June 25, 2009, 9:10 am
Joe “Zonker” Brockmeier is a stable fixture in the Linux community, spreading the word about Linux and open source to all who will listen.
In his latest role as openSUSE Community Manager, he offers a unique point of view from the corporate and community sides of the Linux ecosystem. Naturally, the Linux Foundation was very pleased Zonker agreed to keynote at our first LinuxCon event on September 21-23, 2009 at the Portland Marriott Downtown Waterfront in Portland, OR. I recently talked to Zonker to find out what topics he plans to cover in his address.
Linux.com: Can you give us the quick run down on your responsibilities with Novell?
Zonker: Sure. I handle community relations for Novell’s open source efforts, primarily with openSUSE. This includes working with the openSUSE community as an “ombudsman,” and working to get the appropriate infrastructure in place for the community to work effectively. I’m not the only person working on openSUSE infrastructure, but part of my job is identifying areas where we lack appropriate resources and then work with Novell to get those into place when possible. This ranges from being directly involved in projects (like the trademark guidelines, licensing changes, the push to create a foundation) to being a “squeaky wheel” and pushing for
changes where necessary.
Promoting openSUSE is also a major part of my job. This ranges from working with the openSUSE Ambassadors to going to shows and speaking about openSUSE, and writing and blogging about openSUSE and working with the press.
And, some less exciting behind the scenes stuff such as budget planning for activities, advising Novell on open source matters, and providing input for other marketing activities and media strategies. It’s a pretty diverse set of activities, and I don’t often get bored.
Linux.com: How are openSUSE, and Novell, approaching the big IT challenges in the current economic climate?
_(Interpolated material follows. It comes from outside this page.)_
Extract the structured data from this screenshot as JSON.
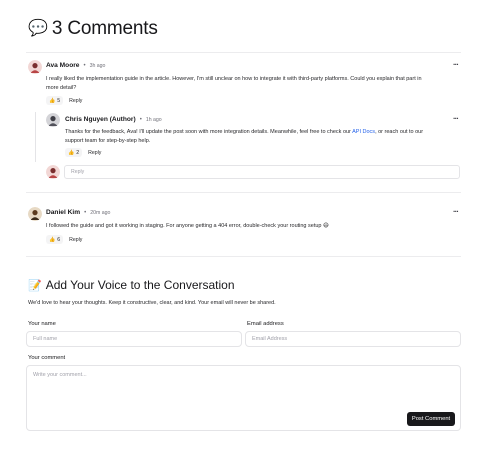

Zonker: Those are two very different questions, really. Novell is approaching the “big IT challenges” in the same way as many companies: Hunkering down and concentrating on the best way to meet customer needs and make sales in a very challenging environment.
The openSUSE Project doesn’t really have the same pressures. We have no quarterly revenue targets and the downturn hasn’t been a negative for use of FOSS. In fact, we may be seeing more interest by individuals and companies as a result of the downturn. It’s hard to say.
Linux.com: I know by your schedule you travel a lot, speaking to the community at various events and gatherings. What’s been the overriding theme of your message of late?
Zonker: It varies a lot depending on the conference. Sometimes I “just” do a talk about openSUSE or the openSUSE Build Service, so there the goal is to introduce people to the distro or our build service and help them understand what we’re about as a project.
I’ve also given a few keynotes recently on the topic of expanding the reach of communities.
The overriding theme is that we need to continue to broaden our horizons if we want Linux and FOSS to appeal to more people, and to become mainstream.
Linux.com: When you keynote at LinuxCon, what will be the theme of your talk?
Zonker: I’ve thought about this a lot. Obviously, the LinuxCon attendees don’t need to be sold on the benefits of Linux or FOSS, and I think that most of the audience is going to be very adept at community building already, so they don’t need to be told how to do that.
What I’d like to address is where we need to go and what needs to be done to get to “world domination” from here. This is a pretty large topic, and I’d love feedback ahead of LinuxCon to hear what other community members think about this.
Linux.com: What are some of the challenges you believe Linux as a whole will need to address in the days ahead?
Zonker: We still have some major challenges in front of us in terms of addressing mainstream users. In many cases the problems aren’t that Linux isn’t ready for users on a technical level, it’s that we’re not doing the best job of reaching new users and educating them about the benefits of Linux and free software.
This is a huge hurdle. The other OSes have vendors with billions of dollars in marketing budgets alone, and they’re coasting and building on existing name recognition already. Nobody needs to explain what “Windows” is, and it’s pretty rare to have to explain to mainstream users what Mac OS X is — but Linux still needs a lot of explaining, and that’s before you even get to the good parts and the benefits of Linux for mainstream users.
And we often start that conversation on the wrong foot — i.e., by talking about abstract concepts like “freedom” and “open source” to people who have no intention of ever looking at a line of code, and who aren’t impressed by the ability to examine code or modify it. That’s not to say those things aren’t massively important, but they’re not a big selling point for mainstream users.